Investigating the hype around Bird scooters
Whether a skeptic or optimist, the latest in Atlanta transportation is taking flight
Bird scooters are being called the biggest revolution in transportation since the dawn of the Jet Age by the guy who created them. The solution to the “last-mile” trek from public transit to your destination. It’s the innovation that just might save our sidewalks from becoming overrun with waste. And I wanted to hate them.
Founded by former Uber and Lyft executive Travis VanderZanden last year, Bird scooters first took flight in Santa Monica and Venice, California. Since then, it’s become a popular transportation option that has social media buzzing. Last month, the rideshare startup company dropped off dozens of the electric, rentable, and dockless scooters across Atlanta. It’s possible you’ve ridden one yourself, or maybe you’re just completely oblivious to this new takeover. Looking like Razor scooters from the early 2000’s, they can reach up to 15 mph and shave couples minutes off your commute. Regardless, I’ve decided to hop on to one of ‘em and take a ride to see what all the hype is about.
“We have an unprecedented opportunity to reduce car trips,” VandenZanden says. “Especially the roughly 40 percent of trips under two miles — thereby reducing traffic, congestion, and greenhouse gas emissions.”
I don’t know why I wanted to hate them. Maybe they reminded me of hoverboards, and the memory of that fad got me reeling. Yet perhaps out of journalistic curiosity, I had to try one out. Practically leaping out the front door of CL’s office for lunch, I found one perched on the sidewalk and snatched it. I downloaded the app, plugged in my information, kicked off, and began wobbling around the streets of Underground Atlanta.

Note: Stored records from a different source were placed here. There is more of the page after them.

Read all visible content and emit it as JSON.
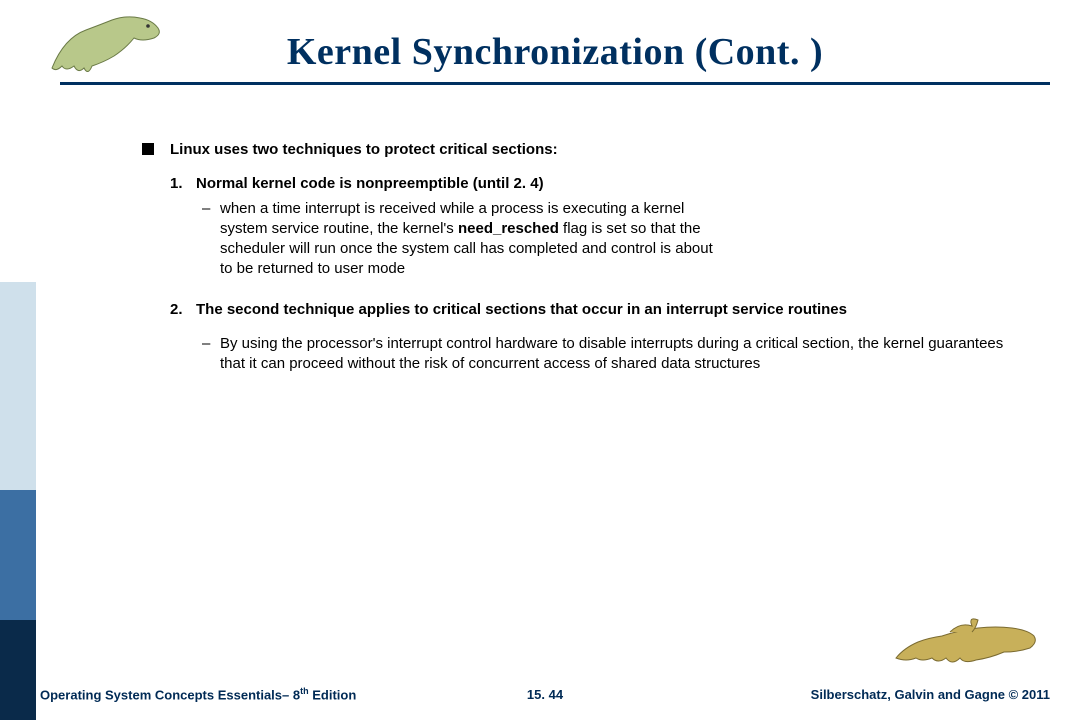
{
  "title": "Kernel Synchronization (Cont. )",
  "lead": "Linux uses two techniques to protect critical sections:",
  "item1": {
    "num": "1.",
    "text": "Normal kernel code is nonpreemptible (until 2. 4)",
    "sub_pre": "when a time interrupt is received while a process is executing a kernel system service routine, the kernel's ",
    "sub_kw": "need_resched",
    "sub_post": " flag is set so that the scheduler will run once the system call has completed and control is about to be returned to user mode"
  },
  "item2": {
    "num": "2.",
    "text": "The second technique applies to critical sections that occur in an interrupt service routines",
    "sub": "By using the processor's interrupt control hardware to disable interrupts during a critical section, the kernel guarantees that it can proceed without the risk of concurrent access of shared data structures"
  },
  "footer": {
    "left_a": "Operating System Concepts Essentials– 8",
    "left_sup": "th",
    "left_b": " Edition",
    "center": "15. 44",
    "right": "Silberschatz, Galvin and Gagne © 2011"
  }
}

Suddenly, I was the belle of the ball. Despite looking like a downright fool, all eyes were on me. “How do you ride one of those?” and “I want to ride one!” echoed as I zipped by. My 10 minute trek to grab lunch at the local eatery was cut in half.
While some are celebrating the recent influx of the latest trendy transit in the city, others are treating it as a Hitchcockian nightmare that’s plaguing city street life. Despite the freedom and flexibility the scooters allow, some riders are leaving them in the middle of sidewalks and in front of wheelchair ramps. Nashville went as far as sending a cease and desist letter to the company after only two days of residence in the city after they began overcrowding sidewalks. Even the Atlanta BeltLine has expressed safety concerns.
“As mobility options expand, safety remains an essential consideration in our planning and progress,” Atlanta BeltLine officials say in a statement on Facebook. “Currently, motorized vehicles are not allowed on the Atlanta BeltLine. However, we are currently reevaluating that policy as technology continues to evolve.”
Jenny Odom, a spokeswoman from the Atlanta BeltLine, says they are working with the Atlanta Police Department Path Force Unit Precinct to evaluate the safety and plausibility of electric scooters on the BeltLine. These devices are too fast for sidewalks and too slow for the road. Nevertheless, on a bike ride I took along the BeltLine the other day, Bird scooters nearly matched the amount of bikers on the trail.
Once a non-believer, I’ve taken to these sleek, electric Birds. I can’t ride one — I’ve already fallen off — but I appreciate what they’re doing. Whether you think it’s going to save or decimate the city, for what it’s worth, it’s sustainable and advocates for less cars and more bike lanes. Bird states it will “remit $1 per vehicle per day to city governments so they can use this money to build more bike lanes, promote safe riding, and maintain shared infrastructure.” Time will tell if the idea actually picks up. Feel free to share your thoughts, photos, and personal experiences with these future scooters below.